* **Action item**: Among the records, which lines hold the word "title"? Pick them out.

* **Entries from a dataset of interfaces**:
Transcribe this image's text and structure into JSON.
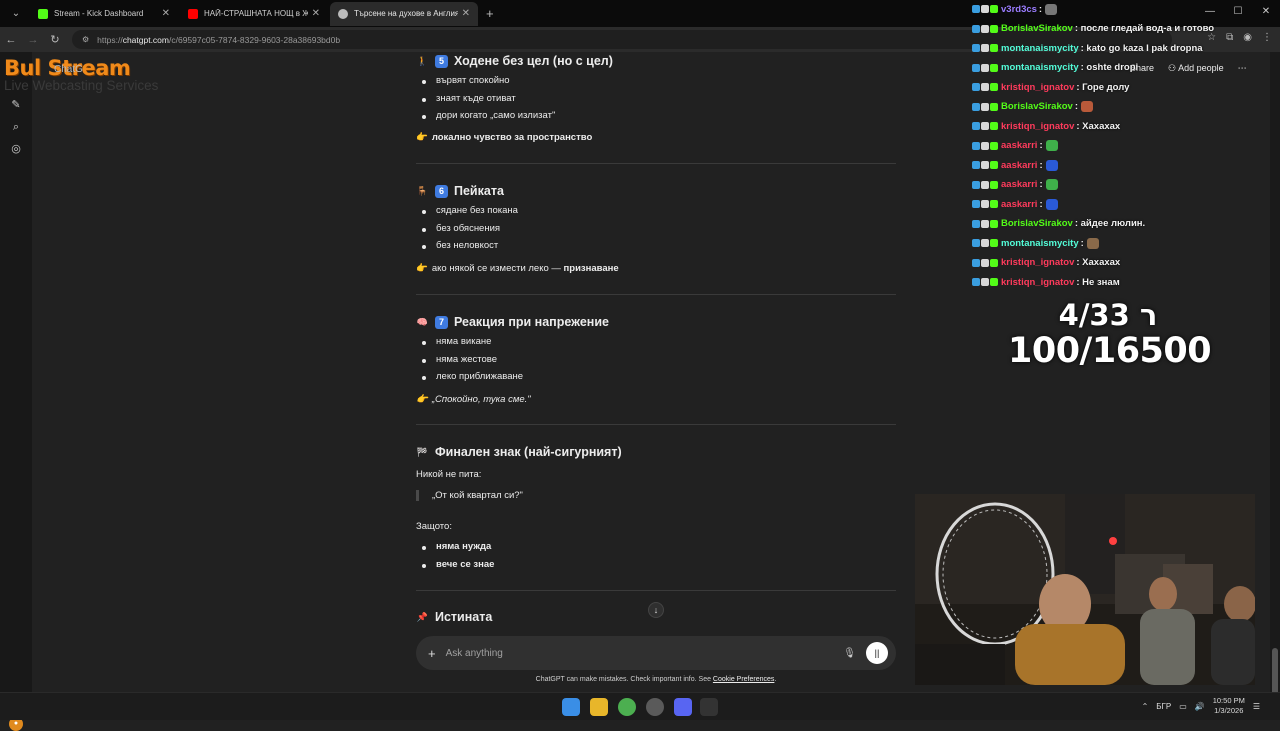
{
  "browser": {
    "tabs": [
      {
        "title": "Stream - Kick Dashboard",
        "favicon_color": "#53fc18"
      },
      {
        "title": "НАЙ-СТРАШНАТА НОЩ в Жив",
        "favicon_color": "#ff0000"
      },
      {
        "title": "Търсене на духове в Англия",
        "favicon_color": "#bbbbbb"
      }
    ],
    "url_host": "chatgpt.com",
    "url_path": "/c/69597c05-7874-8329-9603-28a38693bd0b",
    "url_scheme": "https://"
  },
  "overlay_logo": {
    "big": "Bul Stream",
    "small": "Live Webcasting Services",
    "underlay_text": "ChatG"
  },
  "header_actions": {
    "share": "Share",
    "add_people": "Add people"
  },
  "sections": [
    {
      "icon": "walking-person-icon",
      "num": "5",
      "title": "Ходене без цел (но с цел)",
      "bullets": [
        "вървят спокойно",
        "знаят къде отиват",
        "дори когато „само излизат\""
      ],
      "pointer": "локално чувство за пространство",
      "pointer_bold": true
    },
    {
      "icon": "chair-icon",
      "num": "6",
      "title": "Пейката",
      "bullets": [
        "сядане без покана",
        "без обяснения",
        "без неловкост"
      ],
      "pointer_pre": "ако някой се измести леко — ",
      "pointer_bold_part": "признаване"
    },
    {
      "icon": "brain-icon",
      "num": "7",
      "title": "Реакция при напрежение",
      "bullets": [
        "няма викане",
        "няма жестове",
        "леко приближаване"
      ],
      "pointer": "„Спокойно, тука сме.\""
    },
    {
      "icon": "checkered-flag-icon",
      "title": "Финален знак (най-сигурният)",
      "intro": "Никой не пита:",
      "quote": "„От кой квартал си?\"",
      "because": "Защото:",
      "bullets": [
        "няма нужда",
        "вече се знае"
      ]
    },
    {
      "icon": "pin-icon",
      "title": "Истината"
    }
  ],
  "composer": {
    "placeholder": "Ask anything"
  },
  "disclaimer": {
    "text": "ChatGPT can make mistakes. Check important info. See ",
    "link": "Cookie Preferences",
    "end": "."
  },
  "stream_chat": [
    {
      "user": "v3rd3cs",
      "color": "#9b7dff",
      "msg": ":",
      "emote": "#777777"
    },
    {
      "user": "BorislavSirakov",
      "color": "#53fc18",
      "msg": ": после гледай вод-а и готово"
    },
    {
      "user": "montanaismycity",
      "color": "#53fcd8",
      "msg": ": kato go kaza I pak dropna"
    },
    {
      "user": "montanaismycity",
      "color": "#53fcd8",
      "msg": ": oshte dropi"
    },
    {
      "user": "kristiqn_ignatov",
      "color": "#ff3b5c",
      "msg": ": Горе долу"
    },
    {
      "user": "BorislavSirakov",
      "color": "#53fc18",
      "msg": ":",
      "emote": "#b85a3a"
    },
    {
      "user": "kristiqn_ignatov",
      "color": "#ff3b5c",
      "msg": ": Хахахах"
    },
    {
      "user": "aaskarri",
      "color": "#ff3b5c",
      "msg": ":",
      "emote": "#3fb04a"
    },
    {
      "user": "aaskarri",
      "color": "#ff3b5c",
      "msg": ":",
      "emote": "#2a5ad8"
    },
    {
      "user": "aaskarri",
      "color": "#ff3b5c",
      "msg": ":",
      "emote": "#3fb04a"
    },
    {
      "user": "aaskarri",
      "color": "#ff3b5c",
      "msg": ":",
      "emote": "#2a5ad8"
    },
    {
      "user": "BorislavSirakov",
      "color": "#53fc18",
      "msg": ": айдее люлин."
    },
    {
      "user": "montanaismycity",
      "color": "#53fcd8",
      "msg": ":",
      "emote": "#8a6a4a"
    },
    {
      "user": "kristiqn_ignatov",
      "color": "#ff3b5c",
      "msg": ": Хахахах"
    },
    {
      "user": "kristiqn_ignatov",
      "color": "#ff3b5c",
      "msg": ": Не знам"
    }
  ],
  "counter": {
    "line1": "ר 4/33",
    "line2": "100/16500"
  },
  "taskbar": {
    "lang": "БГР",
    "time": "10:50 PM",
    "date": "1/3/2026"
  }
}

* **Task result**:
        "title": "Stream - Kick Dashboard",
        "title": "НАЙ-СТРАШНАТА НОЩ в Жив",
        "title": "Търсене на духове в Англия",
      "title": "Ходене без цел (но с цел)",
      "title": "Пейката",
      "title": "Реакция при напрежение",
      "title": "Финален знак (най-сигурният)",
      "title": "Истината"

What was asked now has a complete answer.